Performers are seated in two rows of six people and a lead singer seats in front of each row. A Langiri show usually consists in seven or six songs
Each dancer holds a 90 cm long stick, called “Dhandi”. When he dances, he beats his “Dhandi” against another one of a partner and continues dancing and singing to the rhythm of the music and of the sticks sound. The dancers do not have any special dress, but sometimes they wear a sarong, a T-shirt, a white head cloth, a sash around their waist and white under-garments
This dance is performed by women and represents the old tradition of women offering gifts to the Sultan on special occasions. Gifts were usually shells, kept in a small vase or box, known as the “Kurandi Malaafath”. This vase, closed and externally decorated, was covered by a colourful silk. Women carrying this vase wore bright coloured local dresses smelling of incense.
The dance is performed by 24 women who create small groups of two, three, four or even six people. Bolimalaafath Neshun is still considered one of the most important dances performed by women.
The Maafathi Neshun dance is similar to Langiri, but is performed by women with the national dress. This is a group dance in which women dance in two rows of ten. Each dancer has a 1 meter long semi-circular string decorated with artificial flowers. They hold these strings and dance in different style in small rows or groups of two or three.
In Fathigandu Jehun the songs are usually epics. The story is sung to the rhythm of the music. A famous Fathigandu song is “Burunee Raivaru” which tells the story of a Sultan who left in search of a wife.
Fathigandu Jehun is an evening performance in which a group of men or a single person dance at the rhythm of the music. This dance changes according to the different atolls. Performers are all men who dance in a single group of 30 people. The dance lasts approximately one hour and can be performed in the day or in the night, in the streets or in the squares and in each day of the week.

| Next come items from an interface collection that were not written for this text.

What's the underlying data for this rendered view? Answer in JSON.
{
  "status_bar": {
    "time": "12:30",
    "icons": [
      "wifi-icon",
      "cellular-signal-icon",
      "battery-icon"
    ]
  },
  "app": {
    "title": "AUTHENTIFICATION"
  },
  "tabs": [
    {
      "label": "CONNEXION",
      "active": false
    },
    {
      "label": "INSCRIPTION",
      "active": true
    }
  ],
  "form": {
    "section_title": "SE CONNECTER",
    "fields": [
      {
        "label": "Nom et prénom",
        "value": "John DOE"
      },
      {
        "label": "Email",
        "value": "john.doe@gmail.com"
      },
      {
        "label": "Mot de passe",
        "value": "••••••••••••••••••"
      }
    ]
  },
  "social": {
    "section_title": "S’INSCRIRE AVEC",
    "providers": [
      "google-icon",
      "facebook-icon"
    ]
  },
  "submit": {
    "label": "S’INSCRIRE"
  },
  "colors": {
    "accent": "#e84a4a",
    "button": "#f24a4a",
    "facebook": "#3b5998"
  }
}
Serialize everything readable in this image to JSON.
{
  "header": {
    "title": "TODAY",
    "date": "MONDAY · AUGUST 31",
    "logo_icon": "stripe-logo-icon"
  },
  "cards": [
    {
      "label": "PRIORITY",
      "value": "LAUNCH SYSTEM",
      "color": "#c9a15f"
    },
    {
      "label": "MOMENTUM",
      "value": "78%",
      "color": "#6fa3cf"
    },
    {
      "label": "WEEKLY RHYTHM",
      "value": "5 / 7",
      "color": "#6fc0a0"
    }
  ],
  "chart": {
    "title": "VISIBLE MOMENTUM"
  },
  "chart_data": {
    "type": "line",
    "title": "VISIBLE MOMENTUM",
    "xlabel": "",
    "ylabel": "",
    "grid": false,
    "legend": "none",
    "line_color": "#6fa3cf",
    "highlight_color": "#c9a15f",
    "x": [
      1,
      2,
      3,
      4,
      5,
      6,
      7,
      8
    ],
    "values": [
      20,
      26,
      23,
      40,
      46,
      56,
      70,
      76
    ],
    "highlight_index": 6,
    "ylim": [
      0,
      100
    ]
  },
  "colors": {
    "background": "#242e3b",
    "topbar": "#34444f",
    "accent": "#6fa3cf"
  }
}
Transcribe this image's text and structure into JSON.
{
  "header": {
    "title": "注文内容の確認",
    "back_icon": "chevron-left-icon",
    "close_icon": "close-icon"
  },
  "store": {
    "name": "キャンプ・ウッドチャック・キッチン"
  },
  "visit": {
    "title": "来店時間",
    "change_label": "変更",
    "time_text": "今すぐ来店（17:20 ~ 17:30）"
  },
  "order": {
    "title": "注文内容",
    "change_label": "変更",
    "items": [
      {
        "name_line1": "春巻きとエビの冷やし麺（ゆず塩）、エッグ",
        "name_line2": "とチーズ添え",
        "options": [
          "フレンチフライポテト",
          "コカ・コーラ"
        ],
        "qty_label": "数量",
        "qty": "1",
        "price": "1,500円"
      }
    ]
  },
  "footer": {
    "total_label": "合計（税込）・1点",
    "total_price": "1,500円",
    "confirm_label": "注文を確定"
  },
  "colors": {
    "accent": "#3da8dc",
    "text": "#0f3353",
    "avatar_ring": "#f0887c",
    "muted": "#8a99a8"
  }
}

Bandiyaa Jehun is an adaptation of an Indian dance, performed by young women. The dancers keep time to the rhythm of a metal pot with the metal rings on their fingers.
Today the majority of the groups use a high number of musical instruments, including the drum and the harmonica, and the dance is performed both standing and seated.
Today Kadhaa Maali is performed only during the festivals, but in case of sickness or of unlucky periods, this dance is performed after the “three night walk”.
This dance, whose origin is unknown and dates back many centuries, survives only in Kulhudhuffushi island, South from Thiladhunmathi Atoll. The performance starts with the beating of drums and a “Kadhaa”, a copper instrument made up by a plate and a rod. This is usually used by 30 men, wearing different costumes, who represent the different types of evil spirits and ghosts, called “Maali”.
The dance is linked to the traditional congregation of the elders of the island, who walk in the night around the island to defend it against the evil spirits responsible of the sickness and of the epidemic diseases. The midnight walk usually starts after the late evening prayer, continues for three consecutive nights and, during the third night, the island community performs different music and dances. This is a prelude to the Kadhaa Maali which is the final and most important event of the night.
The Maldives national flower is the pink rose while the national tree is the coconut palm.